Images like the one below used to be common not just in Auckland but in many cities all around the world.
Of course the laws of physics still applied so pedestrians needed to watch our for cars and trams or even horses however there was nothing really to stop them from crossing the road or using it when they wanted. These days things are different, people are far more likely only to cross at a crossing instead of Jaywalking. In New Zealand the law states that the offence of jaywalking applies if you cross the road within 20 metres of a fixed crossing and if, as a pedestrian, you cross at a red light. The fine is a relatively modest $35 for adults and $10 for children.
In America though Jaywalking is banned in most cities, but why? An article in BBC News magazine earlier this month delved into the history of the concept of Jaywalking – which is actually more interesting than you might think.

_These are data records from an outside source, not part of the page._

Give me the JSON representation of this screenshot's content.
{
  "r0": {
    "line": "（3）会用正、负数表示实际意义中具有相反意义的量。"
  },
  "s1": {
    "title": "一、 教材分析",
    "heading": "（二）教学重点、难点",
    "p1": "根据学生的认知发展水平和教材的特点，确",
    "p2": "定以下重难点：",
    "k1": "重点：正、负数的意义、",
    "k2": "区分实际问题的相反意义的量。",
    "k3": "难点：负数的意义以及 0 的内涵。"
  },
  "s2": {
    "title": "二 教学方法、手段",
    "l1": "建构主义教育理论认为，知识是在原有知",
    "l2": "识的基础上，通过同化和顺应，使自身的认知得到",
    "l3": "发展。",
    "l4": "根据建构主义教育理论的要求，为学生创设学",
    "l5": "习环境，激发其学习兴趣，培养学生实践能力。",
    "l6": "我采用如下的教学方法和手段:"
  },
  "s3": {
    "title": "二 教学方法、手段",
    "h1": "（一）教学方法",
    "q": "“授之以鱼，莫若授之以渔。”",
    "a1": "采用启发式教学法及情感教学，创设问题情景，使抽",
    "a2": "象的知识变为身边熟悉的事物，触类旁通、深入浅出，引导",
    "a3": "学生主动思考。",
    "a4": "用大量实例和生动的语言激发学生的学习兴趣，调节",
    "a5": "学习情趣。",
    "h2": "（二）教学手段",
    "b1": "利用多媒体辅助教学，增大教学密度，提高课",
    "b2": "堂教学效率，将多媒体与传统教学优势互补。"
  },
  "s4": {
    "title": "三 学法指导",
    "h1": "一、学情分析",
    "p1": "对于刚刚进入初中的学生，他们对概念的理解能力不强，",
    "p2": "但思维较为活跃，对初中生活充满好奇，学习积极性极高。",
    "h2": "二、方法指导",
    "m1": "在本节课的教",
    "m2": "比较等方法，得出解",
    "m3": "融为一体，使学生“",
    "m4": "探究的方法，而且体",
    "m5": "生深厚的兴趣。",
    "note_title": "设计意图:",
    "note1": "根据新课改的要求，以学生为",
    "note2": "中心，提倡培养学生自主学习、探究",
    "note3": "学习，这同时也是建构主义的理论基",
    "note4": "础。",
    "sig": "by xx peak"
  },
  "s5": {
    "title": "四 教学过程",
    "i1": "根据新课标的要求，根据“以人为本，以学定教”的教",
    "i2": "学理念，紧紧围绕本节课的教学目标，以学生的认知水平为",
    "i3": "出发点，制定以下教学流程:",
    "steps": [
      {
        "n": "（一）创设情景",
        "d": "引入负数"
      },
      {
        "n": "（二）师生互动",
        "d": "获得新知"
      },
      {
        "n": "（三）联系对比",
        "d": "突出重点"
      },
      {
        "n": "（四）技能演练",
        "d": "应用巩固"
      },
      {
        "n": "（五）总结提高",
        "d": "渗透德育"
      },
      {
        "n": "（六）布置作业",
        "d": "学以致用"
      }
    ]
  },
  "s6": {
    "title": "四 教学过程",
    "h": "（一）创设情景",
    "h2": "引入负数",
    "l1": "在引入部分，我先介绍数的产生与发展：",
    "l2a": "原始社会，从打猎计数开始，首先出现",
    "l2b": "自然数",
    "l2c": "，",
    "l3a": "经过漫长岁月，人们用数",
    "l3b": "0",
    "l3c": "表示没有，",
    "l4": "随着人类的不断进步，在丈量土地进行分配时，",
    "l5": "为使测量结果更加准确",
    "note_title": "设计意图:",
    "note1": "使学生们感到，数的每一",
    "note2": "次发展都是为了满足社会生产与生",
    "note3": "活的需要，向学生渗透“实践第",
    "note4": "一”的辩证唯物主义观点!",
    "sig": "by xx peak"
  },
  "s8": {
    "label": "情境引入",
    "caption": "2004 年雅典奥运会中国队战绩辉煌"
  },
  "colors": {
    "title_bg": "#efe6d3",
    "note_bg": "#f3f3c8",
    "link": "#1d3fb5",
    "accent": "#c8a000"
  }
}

The California Vehicle Code states: “No pedestrian shall start crossing in direction of a flashing or steady “DON’T WALK” or upraised hand symbol.” It also forbids crossing between controlled intersections, or “jaywalking”.
Late last year, police began a concerted effort to enforce the rules in central Los Angeles. Pedestrians had been “impeding traffic and causing too many accidents and deaths”, one traffic police official said. Fines range from $190-$250 (£115-£152).
Then in New York officials responded to several pedestrian deaths last month by issuing a flurry of tickets for jaywalking. The campaign quickly ran into controversy when an 84-year-old Chinese immigrant who had been stopped for jaywalking suffered a gash to his head during an altercation with the police.
Enforcement of anti-jaywalking laws in the US is sporadic, often only triggered by repeated complaints from drivers about pedestrian behaviour in a particular place. But jaywalking remains illegal across the country, and has been for many decades.
As mentioned though, at some point in the past, pedestrians could cross the road wherever they wanted – plus in many cases they had the right of way in the street environment, which has also changed over time. So how did this change happen? How did the concept of “jaywalking” come into being?
The BBC article continues:
“I don’t know how this got to Syracuse, but in mid-western slang a jay was a person from the country who was an empty-headed chatterbox, like a bluejay,” he says.
The word was first used to describe “someone from the countryside who goes to the city and is so dazzled by the lights and the show windows that they keep stopping and getting in the way of other pedestrians”.
The use of jaywalking as a term of ridicule against pedestrians crossing roads took off in the 1920s.
A key moment, says Norton, was a petition signed by 42,000 people in Cincinnati in 1923 to limit the speed of cars mechanically to 25mph (40kph). Though the petition failed, an alarmed auto industry scrambled to shift the blame for pedestrian casualties from drivers to walkers.
Local car firms got boy scouts to hand out cards to pedestrians explaining jaywalking. “These kids would be posted on sidewalks and when they saw someone starting to jaywalk they’d hand them one of these cards,” says Norton. “It would tell them that it was dangerous and old fashioned and that it’s a new era and we can’t cross streets that way.”
The invention of the concept of ‘jaywalking’ seemed to be intricately connected to a shifting of the blame for vehicle/pedestrian accidents away from drivers and towards pedestrians. The auto industry seems to have played a key role in this shift:
Clowns were commonly used in parades or pageants to portray jaywalkers as a throwback to rural, ignorant, pre-motor age ways.
Another ruse was to provide local newspapers with a free service. Reporters would submit a few facts about local traffic accidents to Detroit, and the auto industry’s safety committee would send back a full report on the situation in their city.
“The newspaper coverage quite suddenly changes, so that in 1923 they’re all blaming the drivers, and by late 1924 they’re all blaming jaywalking,” Norton says.
Soon, he adds, car lobby groups also started taking over school safety education, stressing that “streets are for cars and children need to stay out of them”. Anti-jaywalking laws were adopted in many cities in the late 1920s, and became the norm by the 1930s.
In a way the rest is history – streets became more and more designed around the need to shift as many cars as possible through them. Pedestrians were either ignored completely by traffic engineers and the models they worship, or later included (and I quote from the article): largely for their role as ‘impedance’ – blocking vehicle traffic.
I also found some old newspaper clippings from NZ papers, like this one from the Auckland Star, about methods used in the 1920’s to enforce jaywalking laws which involved police driving around in cars and using loud speakers to publicly humiliate anyone breaking the law.
Perhaps most interestingly, jaywalking seems to have had absolutely no impact on improving pedestrian safety:
The UK is among those countries where jaywalking is not an offence. But the rate of pedestrian deaths is half that of the US, at 0.736 per 100,000 inhabitants in 2011 compared to 1.422 per 100,000 in America.
I wonder how many tickets are issued in NZ for jaywalking?